• RECORDS PROVIDED

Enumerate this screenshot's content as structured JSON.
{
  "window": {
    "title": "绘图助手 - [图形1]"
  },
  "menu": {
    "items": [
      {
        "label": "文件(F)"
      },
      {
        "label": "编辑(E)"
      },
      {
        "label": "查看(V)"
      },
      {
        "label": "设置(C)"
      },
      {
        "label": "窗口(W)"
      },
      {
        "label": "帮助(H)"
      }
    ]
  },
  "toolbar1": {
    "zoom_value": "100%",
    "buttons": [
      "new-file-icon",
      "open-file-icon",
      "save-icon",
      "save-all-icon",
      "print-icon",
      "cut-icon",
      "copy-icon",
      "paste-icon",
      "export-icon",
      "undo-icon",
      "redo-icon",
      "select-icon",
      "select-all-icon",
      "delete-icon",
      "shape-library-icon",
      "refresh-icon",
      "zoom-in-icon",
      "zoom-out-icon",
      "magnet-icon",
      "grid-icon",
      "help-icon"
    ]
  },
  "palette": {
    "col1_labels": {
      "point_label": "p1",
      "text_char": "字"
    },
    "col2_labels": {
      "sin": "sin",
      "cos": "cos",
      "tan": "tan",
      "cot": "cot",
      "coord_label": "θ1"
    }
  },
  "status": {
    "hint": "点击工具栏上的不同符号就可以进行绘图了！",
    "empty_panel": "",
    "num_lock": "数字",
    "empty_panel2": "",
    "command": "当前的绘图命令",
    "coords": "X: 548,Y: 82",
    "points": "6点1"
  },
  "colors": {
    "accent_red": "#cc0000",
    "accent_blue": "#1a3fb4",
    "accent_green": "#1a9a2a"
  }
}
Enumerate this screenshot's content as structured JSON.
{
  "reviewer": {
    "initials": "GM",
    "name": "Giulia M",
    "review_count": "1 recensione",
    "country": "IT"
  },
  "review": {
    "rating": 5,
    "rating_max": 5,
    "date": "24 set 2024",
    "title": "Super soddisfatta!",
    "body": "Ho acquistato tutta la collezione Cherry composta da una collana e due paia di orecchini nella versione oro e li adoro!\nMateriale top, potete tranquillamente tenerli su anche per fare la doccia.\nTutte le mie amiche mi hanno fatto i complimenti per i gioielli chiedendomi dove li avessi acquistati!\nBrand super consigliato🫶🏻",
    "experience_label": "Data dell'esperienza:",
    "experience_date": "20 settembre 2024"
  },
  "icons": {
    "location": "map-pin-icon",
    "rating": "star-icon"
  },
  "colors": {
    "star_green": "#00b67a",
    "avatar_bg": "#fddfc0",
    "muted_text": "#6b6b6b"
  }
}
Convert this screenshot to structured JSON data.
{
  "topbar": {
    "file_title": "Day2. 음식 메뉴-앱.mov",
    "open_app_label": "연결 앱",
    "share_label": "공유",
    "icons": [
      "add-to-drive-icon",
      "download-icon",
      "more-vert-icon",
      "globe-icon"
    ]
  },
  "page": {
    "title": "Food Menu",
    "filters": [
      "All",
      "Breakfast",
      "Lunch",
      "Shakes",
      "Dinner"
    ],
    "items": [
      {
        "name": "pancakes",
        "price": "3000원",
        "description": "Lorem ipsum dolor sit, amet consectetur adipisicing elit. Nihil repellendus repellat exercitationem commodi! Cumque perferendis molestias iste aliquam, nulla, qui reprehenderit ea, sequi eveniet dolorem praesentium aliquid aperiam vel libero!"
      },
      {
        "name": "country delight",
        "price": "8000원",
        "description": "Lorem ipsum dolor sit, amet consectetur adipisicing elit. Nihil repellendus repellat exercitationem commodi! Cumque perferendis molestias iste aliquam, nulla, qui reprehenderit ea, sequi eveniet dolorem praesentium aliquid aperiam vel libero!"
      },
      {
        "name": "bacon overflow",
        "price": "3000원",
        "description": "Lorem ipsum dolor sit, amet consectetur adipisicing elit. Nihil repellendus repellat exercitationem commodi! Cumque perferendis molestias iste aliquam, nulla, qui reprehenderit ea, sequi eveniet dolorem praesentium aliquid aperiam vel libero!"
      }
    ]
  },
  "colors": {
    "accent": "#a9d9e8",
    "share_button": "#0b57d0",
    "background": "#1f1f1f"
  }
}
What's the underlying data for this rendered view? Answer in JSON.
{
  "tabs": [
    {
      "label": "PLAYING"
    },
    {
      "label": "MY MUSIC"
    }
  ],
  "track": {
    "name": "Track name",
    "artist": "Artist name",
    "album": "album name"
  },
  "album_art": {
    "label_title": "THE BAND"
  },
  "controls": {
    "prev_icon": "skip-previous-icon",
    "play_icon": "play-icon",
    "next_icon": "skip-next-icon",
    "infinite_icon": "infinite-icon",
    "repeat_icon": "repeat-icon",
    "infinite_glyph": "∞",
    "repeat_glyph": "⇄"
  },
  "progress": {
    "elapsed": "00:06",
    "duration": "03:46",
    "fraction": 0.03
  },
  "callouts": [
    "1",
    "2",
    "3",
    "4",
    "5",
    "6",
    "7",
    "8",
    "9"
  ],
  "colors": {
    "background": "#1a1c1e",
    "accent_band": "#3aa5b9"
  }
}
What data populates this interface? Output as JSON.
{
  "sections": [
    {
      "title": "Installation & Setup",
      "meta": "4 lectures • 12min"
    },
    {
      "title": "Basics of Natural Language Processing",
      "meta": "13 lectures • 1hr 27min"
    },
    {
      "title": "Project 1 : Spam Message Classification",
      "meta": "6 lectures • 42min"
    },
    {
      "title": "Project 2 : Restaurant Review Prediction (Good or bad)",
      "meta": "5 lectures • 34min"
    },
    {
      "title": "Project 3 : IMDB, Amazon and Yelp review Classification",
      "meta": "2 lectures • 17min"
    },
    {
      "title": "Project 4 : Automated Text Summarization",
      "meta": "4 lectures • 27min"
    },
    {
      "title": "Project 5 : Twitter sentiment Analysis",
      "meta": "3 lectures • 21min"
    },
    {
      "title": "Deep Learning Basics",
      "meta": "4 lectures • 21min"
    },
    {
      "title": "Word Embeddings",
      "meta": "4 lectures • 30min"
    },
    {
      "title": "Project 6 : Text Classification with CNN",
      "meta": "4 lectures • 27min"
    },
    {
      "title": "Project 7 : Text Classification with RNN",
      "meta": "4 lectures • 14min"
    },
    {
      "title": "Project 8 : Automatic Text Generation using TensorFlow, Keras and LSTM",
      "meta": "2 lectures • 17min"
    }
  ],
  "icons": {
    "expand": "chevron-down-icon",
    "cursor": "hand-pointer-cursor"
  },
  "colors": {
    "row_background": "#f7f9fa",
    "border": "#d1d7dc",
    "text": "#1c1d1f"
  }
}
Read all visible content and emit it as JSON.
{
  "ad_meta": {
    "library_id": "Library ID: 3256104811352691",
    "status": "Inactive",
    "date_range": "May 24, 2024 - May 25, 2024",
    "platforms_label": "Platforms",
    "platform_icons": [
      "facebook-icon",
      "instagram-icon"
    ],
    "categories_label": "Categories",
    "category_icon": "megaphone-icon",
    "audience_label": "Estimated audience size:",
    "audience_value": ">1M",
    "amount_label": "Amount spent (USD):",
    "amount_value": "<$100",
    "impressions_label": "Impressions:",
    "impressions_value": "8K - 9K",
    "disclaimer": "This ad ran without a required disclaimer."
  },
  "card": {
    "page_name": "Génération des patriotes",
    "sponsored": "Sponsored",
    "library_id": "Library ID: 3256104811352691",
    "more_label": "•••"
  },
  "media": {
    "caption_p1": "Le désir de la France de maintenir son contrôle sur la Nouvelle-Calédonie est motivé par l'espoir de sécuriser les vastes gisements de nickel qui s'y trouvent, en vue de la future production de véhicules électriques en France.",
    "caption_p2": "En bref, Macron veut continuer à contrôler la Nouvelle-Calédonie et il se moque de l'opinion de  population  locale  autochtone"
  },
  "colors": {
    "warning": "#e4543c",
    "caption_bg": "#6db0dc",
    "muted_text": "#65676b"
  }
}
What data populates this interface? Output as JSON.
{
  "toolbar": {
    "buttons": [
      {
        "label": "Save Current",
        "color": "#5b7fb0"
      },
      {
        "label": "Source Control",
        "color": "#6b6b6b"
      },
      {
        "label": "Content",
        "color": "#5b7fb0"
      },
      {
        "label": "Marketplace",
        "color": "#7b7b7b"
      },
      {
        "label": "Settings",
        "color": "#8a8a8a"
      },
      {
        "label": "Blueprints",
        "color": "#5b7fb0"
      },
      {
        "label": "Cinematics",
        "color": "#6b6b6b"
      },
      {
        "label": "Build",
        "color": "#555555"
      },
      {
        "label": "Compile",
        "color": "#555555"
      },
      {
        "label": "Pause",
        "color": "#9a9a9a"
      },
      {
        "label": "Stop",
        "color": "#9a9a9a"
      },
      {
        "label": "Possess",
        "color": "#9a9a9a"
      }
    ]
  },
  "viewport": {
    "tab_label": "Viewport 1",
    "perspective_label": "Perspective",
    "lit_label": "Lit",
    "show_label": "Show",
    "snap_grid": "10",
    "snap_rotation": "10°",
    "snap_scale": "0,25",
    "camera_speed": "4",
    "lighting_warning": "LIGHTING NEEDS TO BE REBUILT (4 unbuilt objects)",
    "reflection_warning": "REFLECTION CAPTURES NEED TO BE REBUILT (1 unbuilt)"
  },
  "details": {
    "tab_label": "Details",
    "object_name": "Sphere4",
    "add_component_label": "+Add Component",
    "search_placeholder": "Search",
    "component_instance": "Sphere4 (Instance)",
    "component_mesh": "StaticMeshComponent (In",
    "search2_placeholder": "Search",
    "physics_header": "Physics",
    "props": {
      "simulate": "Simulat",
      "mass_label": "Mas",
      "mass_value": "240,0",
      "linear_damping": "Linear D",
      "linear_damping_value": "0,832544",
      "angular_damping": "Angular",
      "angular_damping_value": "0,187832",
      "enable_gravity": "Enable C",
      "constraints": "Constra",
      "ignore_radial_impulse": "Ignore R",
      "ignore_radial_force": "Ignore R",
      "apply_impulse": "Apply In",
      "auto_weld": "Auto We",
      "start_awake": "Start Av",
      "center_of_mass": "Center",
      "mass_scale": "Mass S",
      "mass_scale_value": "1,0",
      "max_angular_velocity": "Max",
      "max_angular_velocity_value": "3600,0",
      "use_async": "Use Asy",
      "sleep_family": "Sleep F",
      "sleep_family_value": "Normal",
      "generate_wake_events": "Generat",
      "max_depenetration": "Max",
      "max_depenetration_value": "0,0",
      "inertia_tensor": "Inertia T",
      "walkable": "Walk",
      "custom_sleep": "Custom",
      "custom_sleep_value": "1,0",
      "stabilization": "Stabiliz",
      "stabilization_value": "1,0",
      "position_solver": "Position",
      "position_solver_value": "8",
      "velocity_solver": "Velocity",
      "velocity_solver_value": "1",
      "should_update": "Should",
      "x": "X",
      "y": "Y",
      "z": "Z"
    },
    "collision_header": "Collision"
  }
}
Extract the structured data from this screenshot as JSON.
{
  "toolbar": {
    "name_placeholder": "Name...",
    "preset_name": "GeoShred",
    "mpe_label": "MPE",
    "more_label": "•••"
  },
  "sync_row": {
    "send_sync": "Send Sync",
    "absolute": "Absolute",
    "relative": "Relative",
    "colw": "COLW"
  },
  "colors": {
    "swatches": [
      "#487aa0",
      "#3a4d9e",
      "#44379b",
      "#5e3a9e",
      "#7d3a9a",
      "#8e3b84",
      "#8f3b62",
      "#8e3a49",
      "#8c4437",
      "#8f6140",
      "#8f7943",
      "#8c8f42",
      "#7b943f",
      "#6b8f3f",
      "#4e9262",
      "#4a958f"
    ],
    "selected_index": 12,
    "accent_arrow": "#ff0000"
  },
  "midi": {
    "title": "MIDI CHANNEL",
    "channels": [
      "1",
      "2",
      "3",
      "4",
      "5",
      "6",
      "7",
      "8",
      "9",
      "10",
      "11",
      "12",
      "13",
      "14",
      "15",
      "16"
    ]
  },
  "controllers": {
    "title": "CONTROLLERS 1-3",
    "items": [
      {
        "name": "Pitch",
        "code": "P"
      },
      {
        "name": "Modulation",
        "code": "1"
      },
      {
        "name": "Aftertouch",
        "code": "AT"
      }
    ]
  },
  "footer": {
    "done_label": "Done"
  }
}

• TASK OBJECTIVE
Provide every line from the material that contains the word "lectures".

• RESPONSE AREA
      "meta": "4 lectures • 12min"
      "meta": "13 lectures • 1hr 27min"
      "meta": "6 lectures • 42min"
      "meta": "5 lectures • 34min"
      "meta": "2 lectures • 17min"
      "meta": "4 lectures • 27min"
      "meta": "3 lectures • 21min"
      "meta": "4 lectures • 21min"
      "meta": "4 lectures • 30min"
      "meta": "4 lectures • 27min"
      "meta": "4 lectures • 14min"
      "meta": "2 lectures • 17min"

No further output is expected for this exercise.